Our new report investigates the causes of the oil price freefall and what the future might have in store
On June 22 last year, two tankers loaded 1.3 million barrels of crude at the port of Tobruk in eastern Libya. It was an event that signaled the end of a decade-long boom in oil markets.
Just three days earlier, benchmark Brent peaked at almost $116 per barrel, the highest level for 2014, before beginning a relentless slide that would see prices sink by more than 60 percent over the next seven months.
As market participants begin to adjust to this new reality, our recently released report, A Brief History of the Oil Crash, examines the causes of the oil price freefall and the possible consequences of the crash of this global industry.
The report, produced by Reuters News and the Thomson Reuters Commodities business, offers a readable explanation of the oil shock, supported by Reuters photojournalism and regional analysis from our reporters in the major oil exporters, including Russia, Venezuela, Canada and China.
Five defining factors of the oil crash
Explore five defining factors of the oil crash from one of the report’s chief authors, John Kemp, Reuters Senior Market Analyst.
An inevitable decline
While the reopening of Libya’s ports and oilfields – which had been closed for months by unrest – marked the oil market’s tipping point, the seeds were sown years previously.
Between 2004 and 2014 a raft of laws and government regulations were introduced in the United States and other advanced economies to promote energy conservation and reduce demand for increasingly expensive imported oil.
In retrospect, 2005 proved to be the peak year for oil consumption in those economies, preceding the biggest drop in fuel demand in history.
The birth of the shale revolution
High prices did more than just restrain demand. They were the key catalyst for the U.S. shale boom, which resulted in the fastest growth in oil production in history during 2013 and 2014.
The market is oversupplied

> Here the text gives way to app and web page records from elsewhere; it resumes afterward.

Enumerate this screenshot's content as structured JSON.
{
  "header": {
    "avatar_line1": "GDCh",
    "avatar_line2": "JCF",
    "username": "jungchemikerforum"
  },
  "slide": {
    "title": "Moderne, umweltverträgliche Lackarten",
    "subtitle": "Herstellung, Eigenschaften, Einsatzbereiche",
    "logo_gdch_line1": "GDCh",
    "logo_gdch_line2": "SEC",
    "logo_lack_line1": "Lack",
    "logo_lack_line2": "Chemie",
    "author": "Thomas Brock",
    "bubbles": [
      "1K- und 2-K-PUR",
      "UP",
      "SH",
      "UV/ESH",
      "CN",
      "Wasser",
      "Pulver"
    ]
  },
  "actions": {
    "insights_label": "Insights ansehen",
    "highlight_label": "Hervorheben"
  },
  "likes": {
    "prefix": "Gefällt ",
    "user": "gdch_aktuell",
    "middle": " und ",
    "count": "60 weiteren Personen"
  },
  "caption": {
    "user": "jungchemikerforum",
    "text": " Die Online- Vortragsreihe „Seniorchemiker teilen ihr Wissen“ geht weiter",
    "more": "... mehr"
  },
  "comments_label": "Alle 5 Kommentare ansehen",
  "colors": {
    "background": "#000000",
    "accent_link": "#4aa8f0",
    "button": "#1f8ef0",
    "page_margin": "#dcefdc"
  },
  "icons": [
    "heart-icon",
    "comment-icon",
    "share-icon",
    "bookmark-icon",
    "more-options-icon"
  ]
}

By 2012, or 2013 at the latest, the global oil market was on an unsustainable trajectory with stagnating fuel demand meeting rapidly increasing supply.
The price war begins
Throughout September, October and November 2014, speculation intensified about possible production cuts by OPEC members, led by Saudi Arabia, which would keep prices artificially high and allow shale to continue expanding.
However, on November 27, 2014, OPEC announced that it would maintain its combined production at 30 million barrels per day. Brent, which had already fallen to $77 per barrel by the time of the OPEC meeting, dropped another quarter to $59 over the next month as the market digested the fact that the group would not come to the rescue.
A painful adjustment for the industry
Oil prices must ultimately drop to a point at which the market rebalances – which means eliminating some of the previously forecast production growth and slowing or reversing the loss of demand. In the shale patch, producers have slashed drilling programs for 2015 and started to idle rigs, conducting layoffs.
A Brief History of the Oil Crash is the first time the commodities team has harnessed its tremendous strengths in reporting, data and photojournalism for a project on this scale.
The publication was launched via a webinar for which more than 1,100 registered, and is now available to customers via Thomson Reuters Eikon.
View some of Reuters finest photojournalism around the price-plunge
John Kemp on the 5 causes that led to oil’s decline
What does this mean for international relations?
Should history repeat itself, can we contemplate a bottom in mid-February? Maybe, but covering shorts blindly is like catching a slippery falling knife.